Palestinian hope and caution over Hamas-Fatah deal
On the streets of Ramallah on Wednesday night there was the sound of celebration.
Car horns blared. There was singing and flag waving to mark the fact that a great rivalry had been apparently settled.
Barcelona beat Real Madrid 2-0.
Palestinians, who love Spanish football, poured out of the West Bank town's bars and cafes after watching the Champions League Semi Final on big screens.
Meanwhile, on another channel, another rivalry was apparently settled.
Leaders from Hamas and Fatah gave a news conference behind a forest of microphones in Cairo to announce that, after secret talks, a unity deal ending four years of division will be signed next week.
The news of the Hamas-Fatah deal did not inspire the same level of spontaneous joy as Senors Messi and Co.
However, for most Palestinians who have been crying out for political unity from their leaders, it too will be cause for celebration.
But also a little caution.
First, people in the West Bank and Gaza will be waiting to see if the deal is actually signed in the coming week as promised.
Second, and most importantly, will it actually work in practice?
The agreement aims to have Palestinian presidential and parliamentary elections within the next year.
A lot could go wrong before then.
The split between Hamas and Fatah runs deep. It has been bitter and sometimes violent.
Lives have been lost and for the past four years both sides' security forces have been locking up and persecuting the other.

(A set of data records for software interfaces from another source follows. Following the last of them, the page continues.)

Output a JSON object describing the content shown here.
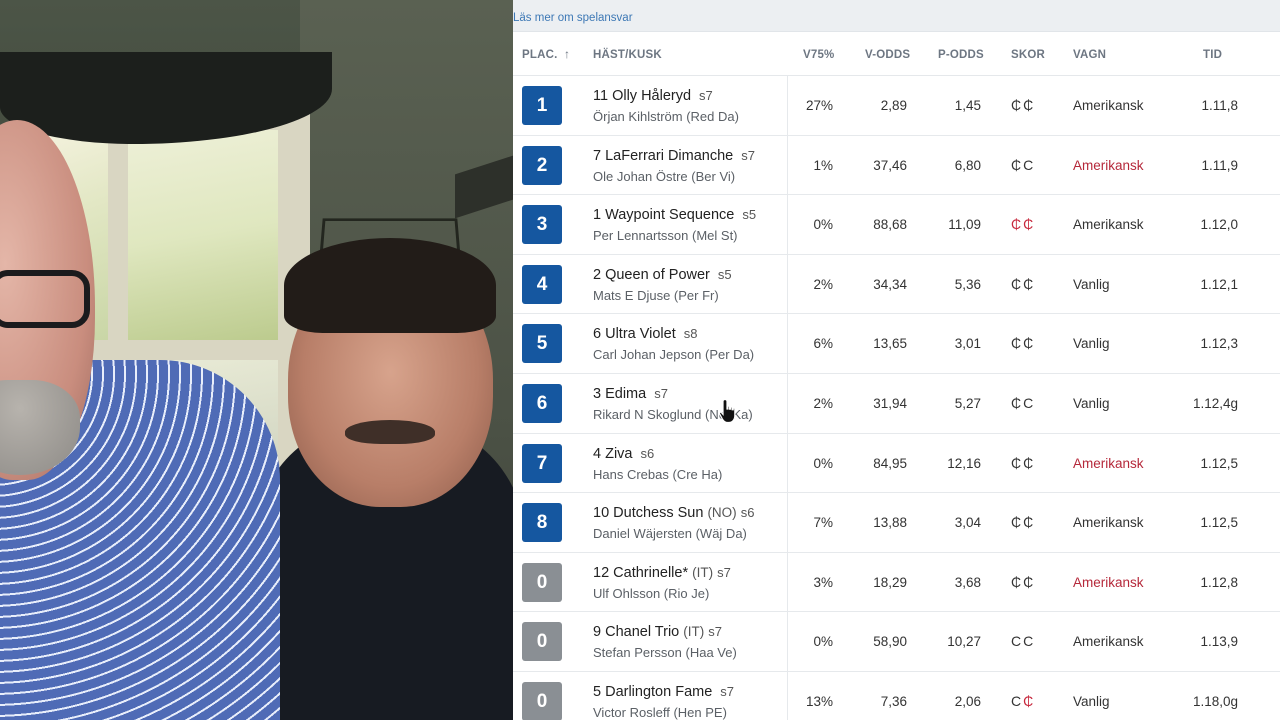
{
  "topbar": {
    "link": "Läs mer om spelansvar"
  },
  "headers": {
    "plac": "PLAC.",
    "sort_arrow": "↑",
    "horse": "HÄST/KUSK",
    "v75": "V75%",
    "vodds": "V-ODDS",
    "podds": "P-ODDS",
    "skor": "SKOR",
    "vagn": "VAGN",
    "tid": "TID"
  },
  "colors": {
    "place_win": "#1557a0",
    "place_out": "#8a8f94",
    "alert_red": "#c7283d"
  },
  "rows": [
    {
      "place": "1",
      "placed": true,
      "horse": "11 Olly Håleryd",
      "country": "",
      "age": "s7",
      "driver": "Örjan Kihlström (Red Da)",
      "v75": "27%",
      "vodds": "2,89",
      "podds": "1,45",
      "shoe1": "₵",
      "shoe1_red": false,
      "shoe2": "₵",
      "shoe2_red": false,
      "vagn": "Amerikansk",
      "vagn_red": false,
      "tid": "1.11,8"
    },
    {
      "place": "2",
      "placed": true,
      "horse": "7 LaFerrari Dimanche",
      "country": "",
      "age": "s7",
      "driver": "Ole Johan Östre (Ber Vi)",
      "v75": "1%",
      "vodds": "37,46",
      "podds": "6,80",
      "shoe1": "₵",
      "shoe1_red": false,
      "shoe2": "C",
      "shoe2_red": false,
      "vagn": "Amerikansk",
      "vagn_red": true,
      "tid": "1.11,9"
    },
    {
      "place": "3",
      "placed": true,
      "horse": "1 Waypoint Sequence",
      "country": "",
      "age": "s5",
      "driver": "Per Lennartsson (Mel St)",
      "v75": "0%",
      "vodds": "88,68",
      "podds": "11,09",
      "shoe1": "₵",
      "shoe1_red": true,
      "shoe2": "₵",
      "shoe2_red": true,
      "vagn": "Amerikansk",
      "vagn_red": false,
      "tid": "1.12,0"
    },
    {
      "place": "4",
      "placed": true,
      "horse": "2 Queen of Power",
      "country": "",
      "age": "s5",
      "driver": "Mats E Djuse (Per Fr)",
      "v75": "2%",
      "vodds": "34,34",
      "podds": "5,36",
      "shoe1": "₵",
      "shoe1_red": false,
      "shoe2": "₵",
      "shoe2_red": false,
      "vagn": "Vanlig",
      "vagn_red": false,
      "tid": "1.12,1"
    },
    {
      "place": "5",
      "placed": true,
      "horse": "6 Ultra Violet",
      "country": "",
      "age": "s8",
      "driver": "Carl Johan Jepson (Per Da)",
      "v75": "6%",
      "vodds": "13,65",
      "podds": "3,01",
      "shoe1": "₵",
      "shoe1_red": false,
      "shoe2": "₵",
      "shoe2_red": false,
      "vagn": "Vanlig",
      "vagn_red": false,
      "tid": "1.12,3"
    },
    {
      "place": "6",
      "placed": true,
      "horse": "3 Edima",
      "country": "",
      "age": "s7",
      "driver": "Rikard N Skoglund (Nel Ka)",
      "v75": "2%",
      "vodds": "31,94",
      "podds": "5,27",
      "shoe1": "₵",
      "shoe1_red": false,
      "shoe2": "C",
      "shoe2_red": false,
      "vagn": "Vanlig",
      "vagn_red": false,
      "tid": "1.12,4g"
    },
    {
      "place": "7",
      "placed": true,
      "horse": "4 Ziva",
      "country": "",
      "age": "s6",
      "driver": "Hans Crebas (Cre Ha)",
      "v75": "0%",
      "vodds": "84,95",
      "podds": "12,16",
      "shoe1": "₵",
      "shoe1_red": false,
      "shoe2": "₵",
      "shoe2_red": false,
      "vagn": "Amerikansk",
      "vagn_red": true,
      "tid": "1.12,5"
    },
    {
      "place": "8",
      "placed": true,
      "horse": "10 Dutchess Sun",
      "country": "(NO)",
      "age": "s6",
      "driver": "Daniel Wäjersten (Wäj Da)",
      "v75": "7%",
      "vodds": "13,88",
      "podds": "3,04",
      "shoe1": "₵",
      "shoe1_red": false,
      "shoe2": "₵",
      "shoe2_red": false,
      "vagn": "Amerikansk",
      "vagn_red": false,
      "tid": "1.12,5"
    },
    {
      "place": "0",
      "placed": false,
      "horse": "12 Cathrinelle*",
      "country": "(IT)",
      "age": "s7",
      "driver": "Ulf Ohlsson (Rio Je)",
      "v75": "3%",
      "vodds": "18,29",
      "podds": "3,68",
      "shoe1": "₵",
      "shoe1_red": false,
      "shoe2": "₵",
      "shoe2_red": false,
      "vagn": "Amerikansk",
      "vagn_red": true,
      "tid": "1.12,8"
    },
    {
      "place": "0",
      "placed": false,
      "horse": "9 Chanel Trio",
      "country": "(IT)",
      "age": "s7",
      "driver": "Stefan Persson (Haa Ve)",
      "v75": "0%",
      "vodds": "58,90",
      "podds": "10,27",
      "shoe1": "C",
      "shoe1_red": false,
      "shoe2": "C",
      "shoe2_red": false,
      "vagn": "Amerikansk",
      "vagn_red": false,
      "tid": "1.13,9"
    },
    {
      "place": "0",
      "placed": false,
      "horse": "5 Darlington Fame",
      "country": "",
      "age": "s7",
      "driver": "Victor Rosleff (Hen PE)",
      "v75": "13%",
      "vodds": "7,36",
      "podds": "2,06",
      "shoe1": "C",
      "shoe1_red": false,
      "shoe2": "₵",
      "shoe2_red": true,
      "vagn": "Vanlig",
      "vagn_red": false,
      "tid": "1.18,0g"
    }
  ]
}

Will they be able to put their differences aside to back an interim unity government made up of independent politicians tasked with preparing for new elections?
Will there be a sharing of power on the ground, in particular, in terms of security?
It is understood that, initially, Hamas forces will continue to run Gaza with Fatah officers controlling the West Bank.
Then there is Israel, which does not want this deal to happen.
The Israeli prime minister has said Palestinian President Mahmoud Abbas must choose between peace with Israel and peace with Hamas.
For the moment it seems Mr Abbas, frustrated with a stalled Middle East peace process, has chosen the latter.
One senior Palestinian politician closely involved with brokering the deal told me the breakthrough reflected a feeling that US-led peace talks with Israel were going nowhere.
He said American officials had been aware of but opposed to Hamas-Fatah reconciliation, but President Abbas decided to push ahead with it anyway.
He said the European Union had been much more positive about Palestinian unity efforts.
Many will be watching to see how the US and the EU respond.
Both consider Hamas to be a terrorist organisation.
Both give millions of dollars to President Abbas's Palestinian Authority. Will they continue to do so if Hamas now has a say in what happens to the money?
So why did the breakthrough come now?
It seems the current upheaval in the Middle East has played a role.
In recent months, tens of thousands of Palestinians have taken to the streets in Gaza and the West Bank calling for political unity.
The protests, although not on the scale of demonstrations elsewhere, clearly got the attention of Palestinian political leaders.
According to those closely involved in negotiating the deal, the change in leadership in Egypt also had an impact.
One source told me that in the past, former President Hosni Mubarak - under pressure from the US - had been far less enthusiastic about Fatah-Hamas reconciliation than the new Egyptian leadership.
Egypt will be proud of its role in seemingly reaching a deal.
President Abbas will feel the deal strengthens his hand.
Mr Abbas is planning to go to the United Nations in September to try to get official recognition of a Palestinian state based on the 1967 borders.
But Israel and the United States, which are already opposed to the UN move, are likely to argue that Hamas has failed to renounce violence, strengthening their opposition.
There will also be Palestinians who are opposed to Hamas-Fatah reconciliation.
In Gaza, Hamas faces a small but significant threat from other militant factions who believe the Islamist movement has compromised too much and become too moderate.
Such groups are responsible for much of the rocket fire into Israel.
This month an Italian pro-Palestinian activist Vittorio Arrigoni was kidnapped and murdered in Gaza by al-Qaeda-inspired radical Islamists sometimes called Salafists.
The kidnapping of a foreigner, the first since Hamas came to power in Gaza, was seen as a challenge to Hamas's authority.
Salafists, some of whom are disgruntled former Hamas members, are unlikely to welcome political reconciliation with the secular Fatah party.
For four years Palestinian infighting has been intractable. This is a breakthrough but there remain many obstacles to overcome before Palestinian political unity becomes a reality.